Plasma-wall interactions in a commercial-scale fusion power station may exert high transient thermal loads on plasma-facing surfaces, repeatedly subjecting underlying structural materials to high temperatures for short durations. Specimens of the reduced activation ferritic-martensitic steel Eurofer-97 were continuously aged at constant temperature in the range of 550ºC to 950ºC for up to 168 hours in a furnace to investigate the microstructural effects of short-term high temperature exposure. A CO2 laser was also used to repeatedly heat another specimen from 400ºC to 850°C a total of 1,480 times over a period of 41 hours to explore transient heating effects.
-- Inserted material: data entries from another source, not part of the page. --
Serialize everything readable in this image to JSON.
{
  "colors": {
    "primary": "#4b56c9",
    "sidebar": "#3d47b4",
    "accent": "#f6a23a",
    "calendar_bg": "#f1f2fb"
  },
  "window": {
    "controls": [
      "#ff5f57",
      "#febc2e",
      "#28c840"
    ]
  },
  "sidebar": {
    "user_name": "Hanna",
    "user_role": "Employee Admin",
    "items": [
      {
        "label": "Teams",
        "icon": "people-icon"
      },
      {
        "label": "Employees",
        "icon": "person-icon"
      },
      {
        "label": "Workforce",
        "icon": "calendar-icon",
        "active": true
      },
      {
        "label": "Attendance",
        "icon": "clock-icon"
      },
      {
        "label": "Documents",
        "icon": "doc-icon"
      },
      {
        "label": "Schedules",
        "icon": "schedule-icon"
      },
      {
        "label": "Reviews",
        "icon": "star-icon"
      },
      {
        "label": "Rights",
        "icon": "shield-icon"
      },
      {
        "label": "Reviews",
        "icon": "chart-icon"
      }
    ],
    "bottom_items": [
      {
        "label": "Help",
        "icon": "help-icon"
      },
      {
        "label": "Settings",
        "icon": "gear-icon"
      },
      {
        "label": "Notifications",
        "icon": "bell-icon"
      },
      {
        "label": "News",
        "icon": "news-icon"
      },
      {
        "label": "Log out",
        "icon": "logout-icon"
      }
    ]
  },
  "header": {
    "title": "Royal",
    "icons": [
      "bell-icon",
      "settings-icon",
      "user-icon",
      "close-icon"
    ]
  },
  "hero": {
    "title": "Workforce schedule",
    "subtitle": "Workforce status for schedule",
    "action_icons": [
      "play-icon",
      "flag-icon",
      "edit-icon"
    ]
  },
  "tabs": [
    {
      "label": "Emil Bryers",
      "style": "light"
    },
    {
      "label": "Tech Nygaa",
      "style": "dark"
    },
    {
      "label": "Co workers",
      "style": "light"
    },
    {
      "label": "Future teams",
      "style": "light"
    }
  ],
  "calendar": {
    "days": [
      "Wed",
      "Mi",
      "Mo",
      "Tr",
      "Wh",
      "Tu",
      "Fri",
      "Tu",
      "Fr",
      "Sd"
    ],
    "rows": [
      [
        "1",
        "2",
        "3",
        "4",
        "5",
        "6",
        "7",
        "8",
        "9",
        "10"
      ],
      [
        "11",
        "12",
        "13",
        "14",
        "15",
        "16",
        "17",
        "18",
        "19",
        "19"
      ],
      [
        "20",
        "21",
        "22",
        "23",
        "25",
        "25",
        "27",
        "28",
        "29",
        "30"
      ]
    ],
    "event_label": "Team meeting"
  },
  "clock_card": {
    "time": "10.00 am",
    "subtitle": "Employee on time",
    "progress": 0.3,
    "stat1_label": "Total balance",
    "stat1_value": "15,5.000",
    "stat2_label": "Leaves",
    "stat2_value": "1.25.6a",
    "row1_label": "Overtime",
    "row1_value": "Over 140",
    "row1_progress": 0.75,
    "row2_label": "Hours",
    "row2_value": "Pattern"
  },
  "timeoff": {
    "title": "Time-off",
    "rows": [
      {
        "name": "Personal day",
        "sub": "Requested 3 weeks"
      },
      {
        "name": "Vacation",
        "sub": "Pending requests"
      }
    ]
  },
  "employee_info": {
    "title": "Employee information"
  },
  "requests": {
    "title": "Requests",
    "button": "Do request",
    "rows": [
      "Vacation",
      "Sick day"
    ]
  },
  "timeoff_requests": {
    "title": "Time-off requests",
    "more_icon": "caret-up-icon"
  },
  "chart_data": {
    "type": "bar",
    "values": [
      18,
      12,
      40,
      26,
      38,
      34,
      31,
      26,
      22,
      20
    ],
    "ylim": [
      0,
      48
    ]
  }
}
Microstructural changes were studied via scanning electron and focused ion beam microscopy and include (i) the coarsening of Cr-rich secondary phase precipitates when continuously heated above 750°C, (ii) an increase in average grain size above 800ºC and (iii) the evolution of a new lath martensite microstructure above 850ºC. Conversely, transient heating via a laser was found to result in the decomposition of the as-received lath martensite structure into ferrite and Cr-rich carbide precipitates, accompanied by a significant increase in average grain size from 0.1-2 µm to 5-40 µm. Experimental analysis was supported by thermodynamic simulation of the equilibrium phase behaviour of Eurofer-97 in MatCalc and thermal finite element modelling of plasma-wall interaction heating on the water-cooled lithium-lead tritium breeding blanket concept in Comsol Multiphysics. Simulated thermal transients were found to significantly alter the microstructure of Eurofer-97 and the implications of this are discussed.
- Cabot Institute Low Carbon Energy Research
- thermal effects